WHAT IS NEEDED: What is the count of lines below that include "JSON"? Reply with nothing else.
━━ DATA TO EXAMINE
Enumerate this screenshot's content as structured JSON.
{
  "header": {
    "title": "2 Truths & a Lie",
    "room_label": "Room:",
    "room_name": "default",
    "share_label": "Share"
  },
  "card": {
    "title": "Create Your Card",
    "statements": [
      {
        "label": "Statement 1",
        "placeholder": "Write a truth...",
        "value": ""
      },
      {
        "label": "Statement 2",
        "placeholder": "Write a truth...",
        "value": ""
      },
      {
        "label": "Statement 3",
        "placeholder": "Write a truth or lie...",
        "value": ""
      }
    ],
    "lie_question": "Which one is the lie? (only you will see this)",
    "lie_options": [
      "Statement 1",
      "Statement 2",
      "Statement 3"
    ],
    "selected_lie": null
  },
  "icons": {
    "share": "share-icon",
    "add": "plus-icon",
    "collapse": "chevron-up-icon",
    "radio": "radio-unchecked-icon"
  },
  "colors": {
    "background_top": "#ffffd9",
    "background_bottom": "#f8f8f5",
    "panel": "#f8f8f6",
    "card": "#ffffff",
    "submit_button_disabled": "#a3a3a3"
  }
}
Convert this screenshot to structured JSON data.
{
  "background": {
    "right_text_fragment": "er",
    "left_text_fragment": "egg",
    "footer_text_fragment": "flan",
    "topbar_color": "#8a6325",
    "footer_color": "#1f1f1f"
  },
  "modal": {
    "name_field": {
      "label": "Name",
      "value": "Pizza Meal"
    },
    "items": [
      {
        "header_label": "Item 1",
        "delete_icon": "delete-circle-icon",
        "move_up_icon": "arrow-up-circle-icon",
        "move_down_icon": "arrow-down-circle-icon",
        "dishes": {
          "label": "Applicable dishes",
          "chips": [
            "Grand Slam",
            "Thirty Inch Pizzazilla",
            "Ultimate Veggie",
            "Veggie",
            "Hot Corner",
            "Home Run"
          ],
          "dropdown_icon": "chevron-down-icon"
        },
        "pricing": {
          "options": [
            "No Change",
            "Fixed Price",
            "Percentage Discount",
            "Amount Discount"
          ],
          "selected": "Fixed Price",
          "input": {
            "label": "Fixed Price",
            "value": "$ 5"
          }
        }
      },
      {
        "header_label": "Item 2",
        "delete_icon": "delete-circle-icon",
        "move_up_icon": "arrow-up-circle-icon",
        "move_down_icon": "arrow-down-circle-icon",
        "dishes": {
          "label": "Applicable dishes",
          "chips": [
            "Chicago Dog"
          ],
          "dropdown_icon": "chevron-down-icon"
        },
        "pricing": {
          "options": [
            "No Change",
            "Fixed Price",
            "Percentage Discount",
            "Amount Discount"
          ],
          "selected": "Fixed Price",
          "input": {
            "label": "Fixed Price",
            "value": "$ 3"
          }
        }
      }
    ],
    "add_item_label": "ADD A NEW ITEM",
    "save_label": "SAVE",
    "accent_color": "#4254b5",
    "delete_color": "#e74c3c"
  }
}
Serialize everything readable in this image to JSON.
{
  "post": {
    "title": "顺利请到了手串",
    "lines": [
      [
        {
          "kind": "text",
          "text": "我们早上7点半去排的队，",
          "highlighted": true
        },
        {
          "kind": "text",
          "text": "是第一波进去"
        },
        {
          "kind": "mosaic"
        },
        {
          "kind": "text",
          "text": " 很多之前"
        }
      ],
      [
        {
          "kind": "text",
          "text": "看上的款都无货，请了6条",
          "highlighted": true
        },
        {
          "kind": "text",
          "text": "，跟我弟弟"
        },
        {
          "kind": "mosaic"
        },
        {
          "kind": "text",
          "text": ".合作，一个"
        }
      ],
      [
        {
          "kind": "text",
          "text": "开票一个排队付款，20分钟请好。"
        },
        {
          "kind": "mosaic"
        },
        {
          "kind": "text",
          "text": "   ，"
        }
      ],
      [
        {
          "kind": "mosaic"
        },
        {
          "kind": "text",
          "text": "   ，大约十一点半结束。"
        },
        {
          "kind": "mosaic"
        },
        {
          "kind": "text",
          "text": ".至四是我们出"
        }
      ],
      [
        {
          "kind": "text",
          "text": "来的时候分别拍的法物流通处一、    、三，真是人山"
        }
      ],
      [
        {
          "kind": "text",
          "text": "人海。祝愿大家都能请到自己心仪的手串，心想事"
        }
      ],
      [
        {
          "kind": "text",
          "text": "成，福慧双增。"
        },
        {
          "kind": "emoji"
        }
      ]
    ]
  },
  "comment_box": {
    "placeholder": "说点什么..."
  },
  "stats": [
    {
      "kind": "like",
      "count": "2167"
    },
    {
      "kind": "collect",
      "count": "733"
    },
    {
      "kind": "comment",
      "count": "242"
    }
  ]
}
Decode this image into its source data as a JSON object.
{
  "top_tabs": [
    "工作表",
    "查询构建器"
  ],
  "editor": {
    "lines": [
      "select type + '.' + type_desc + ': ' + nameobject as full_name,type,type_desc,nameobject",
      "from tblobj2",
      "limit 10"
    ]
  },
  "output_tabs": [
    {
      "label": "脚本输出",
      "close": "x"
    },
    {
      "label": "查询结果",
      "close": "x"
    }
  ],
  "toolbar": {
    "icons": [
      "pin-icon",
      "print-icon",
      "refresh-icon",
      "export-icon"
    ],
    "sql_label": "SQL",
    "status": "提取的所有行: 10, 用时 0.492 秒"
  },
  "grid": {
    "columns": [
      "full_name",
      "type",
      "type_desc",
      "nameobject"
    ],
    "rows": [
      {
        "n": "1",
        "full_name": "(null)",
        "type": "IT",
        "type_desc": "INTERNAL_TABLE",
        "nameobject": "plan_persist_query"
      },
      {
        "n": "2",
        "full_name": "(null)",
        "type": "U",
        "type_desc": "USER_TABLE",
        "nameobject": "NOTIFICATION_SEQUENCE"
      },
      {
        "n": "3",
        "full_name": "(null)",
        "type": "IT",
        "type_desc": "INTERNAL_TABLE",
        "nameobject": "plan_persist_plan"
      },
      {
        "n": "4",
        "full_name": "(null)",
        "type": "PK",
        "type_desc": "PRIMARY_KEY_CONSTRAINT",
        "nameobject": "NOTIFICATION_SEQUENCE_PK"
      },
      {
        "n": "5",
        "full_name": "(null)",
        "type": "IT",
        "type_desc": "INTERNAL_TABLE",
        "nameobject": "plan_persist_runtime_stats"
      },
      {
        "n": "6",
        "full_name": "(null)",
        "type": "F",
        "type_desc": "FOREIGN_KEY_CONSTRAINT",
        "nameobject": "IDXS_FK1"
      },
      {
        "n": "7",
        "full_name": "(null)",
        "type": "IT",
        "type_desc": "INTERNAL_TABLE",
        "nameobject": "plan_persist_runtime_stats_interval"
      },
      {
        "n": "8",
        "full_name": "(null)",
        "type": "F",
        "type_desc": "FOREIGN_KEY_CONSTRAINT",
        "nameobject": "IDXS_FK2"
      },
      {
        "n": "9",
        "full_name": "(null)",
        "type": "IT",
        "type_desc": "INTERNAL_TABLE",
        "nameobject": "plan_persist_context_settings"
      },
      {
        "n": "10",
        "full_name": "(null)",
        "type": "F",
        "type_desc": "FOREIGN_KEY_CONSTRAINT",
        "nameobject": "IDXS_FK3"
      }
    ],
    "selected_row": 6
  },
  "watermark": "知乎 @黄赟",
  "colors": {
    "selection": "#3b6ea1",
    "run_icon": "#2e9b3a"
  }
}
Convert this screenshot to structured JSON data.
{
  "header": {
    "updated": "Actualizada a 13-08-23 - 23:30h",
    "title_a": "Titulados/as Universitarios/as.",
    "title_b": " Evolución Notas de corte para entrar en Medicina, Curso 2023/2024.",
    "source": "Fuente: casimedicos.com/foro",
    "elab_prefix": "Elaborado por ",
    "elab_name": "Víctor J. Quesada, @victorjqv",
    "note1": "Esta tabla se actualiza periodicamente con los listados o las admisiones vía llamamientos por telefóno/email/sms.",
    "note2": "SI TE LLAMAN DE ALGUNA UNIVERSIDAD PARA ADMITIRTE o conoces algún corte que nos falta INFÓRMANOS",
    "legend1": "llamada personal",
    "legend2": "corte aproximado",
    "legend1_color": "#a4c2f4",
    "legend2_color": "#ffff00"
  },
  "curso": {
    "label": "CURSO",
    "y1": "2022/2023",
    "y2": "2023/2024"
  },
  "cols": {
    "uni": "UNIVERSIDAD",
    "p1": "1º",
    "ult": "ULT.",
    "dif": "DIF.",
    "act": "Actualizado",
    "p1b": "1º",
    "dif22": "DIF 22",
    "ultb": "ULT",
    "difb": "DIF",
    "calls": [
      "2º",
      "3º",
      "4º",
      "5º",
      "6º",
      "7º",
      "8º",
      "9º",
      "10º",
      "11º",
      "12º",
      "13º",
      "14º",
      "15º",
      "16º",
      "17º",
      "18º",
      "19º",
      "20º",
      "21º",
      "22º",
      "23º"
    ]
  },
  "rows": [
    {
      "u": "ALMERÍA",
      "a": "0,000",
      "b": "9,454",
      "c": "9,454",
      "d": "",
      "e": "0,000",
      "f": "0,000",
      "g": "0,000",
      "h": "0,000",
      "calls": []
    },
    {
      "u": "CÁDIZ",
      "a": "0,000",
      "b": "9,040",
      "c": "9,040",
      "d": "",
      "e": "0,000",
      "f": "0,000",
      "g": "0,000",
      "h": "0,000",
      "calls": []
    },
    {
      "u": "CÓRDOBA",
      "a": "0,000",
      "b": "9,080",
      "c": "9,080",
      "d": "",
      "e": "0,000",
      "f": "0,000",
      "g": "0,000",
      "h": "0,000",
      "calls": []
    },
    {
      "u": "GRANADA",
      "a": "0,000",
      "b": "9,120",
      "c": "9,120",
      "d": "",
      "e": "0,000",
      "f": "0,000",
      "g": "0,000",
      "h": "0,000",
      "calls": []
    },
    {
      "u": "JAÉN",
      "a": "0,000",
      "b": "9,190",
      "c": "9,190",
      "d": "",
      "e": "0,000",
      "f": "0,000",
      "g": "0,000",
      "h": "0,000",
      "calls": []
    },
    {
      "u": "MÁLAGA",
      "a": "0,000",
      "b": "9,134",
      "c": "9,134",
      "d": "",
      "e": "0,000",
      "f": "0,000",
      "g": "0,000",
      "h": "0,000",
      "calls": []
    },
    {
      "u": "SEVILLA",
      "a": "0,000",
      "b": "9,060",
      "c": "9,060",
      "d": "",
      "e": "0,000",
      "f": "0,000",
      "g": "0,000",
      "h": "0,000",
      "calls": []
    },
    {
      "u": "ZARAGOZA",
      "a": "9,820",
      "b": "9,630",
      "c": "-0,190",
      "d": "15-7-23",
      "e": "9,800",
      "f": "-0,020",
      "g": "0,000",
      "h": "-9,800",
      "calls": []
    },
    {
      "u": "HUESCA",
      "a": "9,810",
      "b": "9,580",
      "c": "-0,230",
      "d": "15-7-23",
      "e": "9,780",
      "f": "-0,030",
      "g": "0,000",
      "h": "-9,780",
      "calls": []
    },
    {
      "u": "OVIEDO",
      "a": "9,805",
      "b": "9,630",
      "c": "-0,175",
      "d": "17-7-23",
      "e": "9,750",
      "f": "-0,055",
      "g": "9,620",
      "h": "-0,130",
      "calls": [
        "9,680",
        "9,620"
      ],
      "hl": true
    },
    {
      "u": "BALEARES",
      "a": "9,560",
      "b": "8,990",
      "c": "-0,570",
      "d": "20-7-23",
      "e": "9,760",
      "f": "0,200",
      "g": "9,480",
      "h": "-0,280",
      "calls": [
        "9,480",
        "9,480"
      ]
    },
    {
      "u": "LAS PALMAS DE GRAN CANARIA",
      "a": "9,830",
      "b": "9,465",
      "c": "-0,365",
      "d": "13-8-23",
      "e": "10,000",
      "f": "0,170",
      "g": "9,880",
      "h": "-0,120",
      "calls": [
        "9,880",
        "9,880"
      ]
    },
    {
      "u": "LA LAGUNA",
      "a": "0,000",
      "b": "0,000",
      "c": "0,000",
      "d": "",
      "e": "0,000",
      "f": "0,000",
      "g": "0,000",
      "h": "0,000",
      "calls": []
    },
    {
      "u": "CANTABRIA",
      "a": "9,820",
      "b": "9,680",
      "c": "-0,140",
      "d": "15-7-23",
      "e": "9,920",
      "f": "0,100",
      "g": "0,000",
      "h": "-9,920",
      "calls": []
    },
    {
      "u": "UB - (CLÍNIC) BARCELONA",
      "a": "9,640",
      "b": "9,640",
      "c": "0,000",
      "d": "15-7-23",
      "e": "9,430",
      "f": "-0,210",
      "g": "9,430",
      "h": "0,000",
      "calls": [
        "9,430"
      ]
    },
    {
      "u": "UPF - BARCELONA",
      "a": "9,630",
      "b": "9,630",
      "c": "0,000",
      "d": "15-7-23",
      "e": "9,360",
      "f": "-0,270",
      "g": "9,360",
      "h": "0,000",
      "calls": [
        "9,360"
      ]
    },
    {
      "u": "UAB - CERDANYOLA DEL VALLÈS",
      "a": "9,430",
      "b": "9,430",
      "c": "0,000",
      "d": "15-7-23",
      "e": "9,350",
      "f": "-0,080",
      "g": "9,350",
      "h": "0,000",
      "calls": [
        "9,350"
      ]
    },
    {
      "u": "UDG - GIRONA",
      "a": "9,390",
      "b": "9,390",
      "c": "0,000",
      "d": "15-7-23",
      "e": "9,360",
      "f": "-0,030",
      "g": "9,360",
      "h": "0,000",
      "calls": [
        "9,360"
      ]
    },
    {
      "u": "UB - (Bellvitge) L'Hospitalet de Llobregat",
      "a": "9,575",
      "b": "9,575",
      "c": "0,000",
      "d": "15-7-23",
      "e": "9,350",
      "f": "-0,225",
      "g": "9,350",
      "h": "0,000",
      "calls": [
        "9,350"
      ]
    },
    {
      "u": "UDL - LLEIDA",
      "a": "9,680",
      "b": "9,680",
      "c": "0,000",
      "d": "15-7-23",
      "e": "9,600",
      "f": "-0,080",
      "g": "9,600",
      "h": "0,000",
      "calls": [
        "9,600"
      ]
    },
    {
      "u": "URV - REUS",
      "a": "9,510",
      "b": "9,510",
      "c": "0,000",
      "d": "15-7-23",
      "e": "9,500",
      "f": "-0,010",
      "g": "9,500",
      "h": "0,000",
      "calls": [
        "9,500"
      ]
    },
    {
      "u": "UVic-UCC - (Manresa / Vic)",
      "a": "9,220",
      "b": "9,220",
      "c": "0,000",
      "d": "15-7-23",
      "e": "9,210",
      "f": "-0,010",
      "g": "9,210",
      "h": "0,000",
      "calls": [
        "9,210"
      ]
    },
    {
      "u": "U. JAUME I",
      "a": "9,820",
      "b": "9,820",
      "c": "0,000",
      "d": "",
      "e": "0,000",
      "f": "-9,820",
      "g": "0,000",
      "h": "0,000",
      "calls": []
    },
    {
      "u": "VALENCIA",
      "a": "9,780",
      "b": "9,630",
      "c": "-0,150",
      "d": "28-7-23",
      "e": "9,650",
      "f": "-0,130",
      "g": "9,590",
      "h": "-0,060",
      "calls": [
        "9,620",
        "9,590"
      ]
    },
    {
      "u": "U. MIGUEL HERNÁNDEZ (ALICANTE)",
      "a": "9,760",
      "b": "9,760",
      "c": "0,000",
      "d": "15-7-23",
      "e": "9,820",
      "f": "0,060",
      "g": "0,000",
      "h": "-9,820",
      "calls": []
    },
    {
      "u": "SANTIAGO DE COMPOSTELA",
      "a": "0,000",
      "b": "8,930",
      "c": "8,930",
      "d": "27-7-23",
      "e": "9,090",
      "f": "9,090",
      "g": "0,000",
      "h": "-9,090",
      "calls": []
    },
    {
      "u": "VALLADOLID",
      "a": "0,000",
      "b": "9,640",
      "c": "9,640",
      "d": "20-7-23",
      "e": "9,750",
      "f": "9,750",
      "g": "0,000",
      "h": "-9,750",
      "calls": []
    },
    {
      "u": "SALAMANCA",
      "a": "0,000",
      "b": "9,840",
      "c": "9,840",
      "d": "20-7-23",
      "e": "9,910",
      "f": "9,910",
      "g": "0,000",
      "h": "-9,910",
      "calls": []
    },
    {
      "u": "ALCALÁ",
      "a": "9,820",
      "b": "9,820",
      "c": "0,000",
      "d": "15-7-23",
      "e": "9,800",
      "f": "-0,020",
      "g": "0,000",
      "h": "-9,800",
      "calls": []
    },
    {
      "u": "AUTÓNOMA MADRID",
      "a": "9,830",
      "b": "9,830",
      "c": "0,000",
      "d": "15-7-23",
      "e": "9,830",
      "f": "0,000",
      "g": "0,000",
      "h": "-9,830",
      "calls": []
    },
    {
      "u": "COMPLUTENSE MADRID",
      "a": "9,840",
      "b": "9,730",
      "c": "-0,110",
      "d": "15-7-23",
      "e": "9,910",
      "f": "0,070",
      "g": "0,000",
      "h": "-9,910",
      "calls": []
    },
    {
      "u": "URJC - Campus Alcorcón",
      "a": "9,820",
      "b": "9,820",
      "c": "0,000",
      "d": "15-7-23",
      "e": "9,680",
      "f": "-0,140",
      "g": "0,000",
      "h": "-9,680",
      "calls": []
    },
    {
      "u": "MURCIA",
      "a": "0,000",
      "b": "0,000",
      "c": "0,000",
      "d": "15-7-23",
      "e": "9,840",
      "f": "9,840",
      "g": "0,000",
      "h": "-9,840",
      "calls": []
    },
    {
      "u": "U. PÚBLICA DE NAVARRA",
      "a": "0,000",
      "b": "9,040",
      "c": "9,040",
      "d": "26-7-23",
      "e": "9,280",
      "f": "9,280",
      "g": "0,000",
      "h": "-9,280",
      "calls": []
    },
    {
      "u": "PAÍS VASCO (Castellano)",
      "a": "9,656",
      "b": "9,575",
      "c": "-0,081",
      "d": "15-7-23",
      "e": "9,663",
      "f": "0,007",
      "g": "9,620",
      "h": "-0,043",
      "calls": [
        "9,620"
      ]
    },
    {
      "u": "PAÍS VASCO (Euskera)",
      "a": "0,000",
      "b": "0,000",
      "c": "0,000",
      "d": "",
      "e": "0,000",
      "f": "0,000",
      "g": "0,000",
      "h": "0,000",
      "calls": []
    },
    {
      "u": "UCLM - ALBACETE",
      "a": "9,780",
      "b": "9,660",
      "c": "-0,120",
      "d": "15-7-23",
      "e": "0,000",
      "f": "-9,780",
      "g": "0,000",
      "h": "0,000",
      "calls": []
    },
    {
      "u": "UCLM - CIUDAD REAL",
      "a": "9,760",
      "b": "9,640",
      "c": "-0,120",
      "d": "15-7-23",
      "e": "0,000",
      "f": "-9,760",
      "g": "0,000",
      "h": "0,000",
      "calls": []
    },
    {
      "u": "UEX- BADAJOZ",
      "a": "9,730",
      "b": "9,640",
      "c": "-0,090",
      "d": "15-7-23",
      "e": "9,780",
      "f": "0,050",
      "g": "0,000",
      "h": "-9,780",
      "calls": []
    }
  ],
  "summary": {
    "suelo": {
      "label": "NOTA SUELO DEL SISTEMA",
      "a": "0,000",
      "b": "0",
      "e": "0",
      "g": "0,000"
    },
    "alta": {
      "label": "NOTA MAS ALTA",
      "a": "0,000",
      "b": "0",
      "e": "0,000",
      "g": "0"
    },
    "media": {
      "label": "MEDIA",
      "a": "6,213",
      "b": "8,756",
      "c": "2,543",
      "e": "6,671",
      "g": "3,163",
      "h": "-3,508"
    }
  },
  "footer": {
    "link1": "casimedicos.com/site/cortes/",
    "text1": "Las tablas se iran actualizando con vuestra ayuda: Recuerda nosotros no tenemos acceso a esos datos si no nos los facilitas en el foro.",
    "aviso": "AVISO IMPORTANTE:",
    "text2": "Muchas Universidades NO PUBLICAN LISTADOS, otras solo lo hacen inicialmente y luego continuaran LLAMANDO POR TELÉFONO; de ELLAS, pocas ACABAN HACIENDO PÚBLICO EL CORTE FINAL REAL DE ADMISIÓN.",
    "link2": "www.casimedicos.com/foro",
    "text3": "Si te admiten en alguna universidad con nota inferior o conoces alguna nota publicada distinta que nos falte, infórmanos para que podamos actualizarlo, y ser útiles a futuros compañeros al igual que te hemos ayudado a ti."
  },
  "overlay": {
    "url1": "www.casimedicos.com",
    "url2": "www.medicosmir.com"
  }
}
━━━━
ANSWER SECTION: 5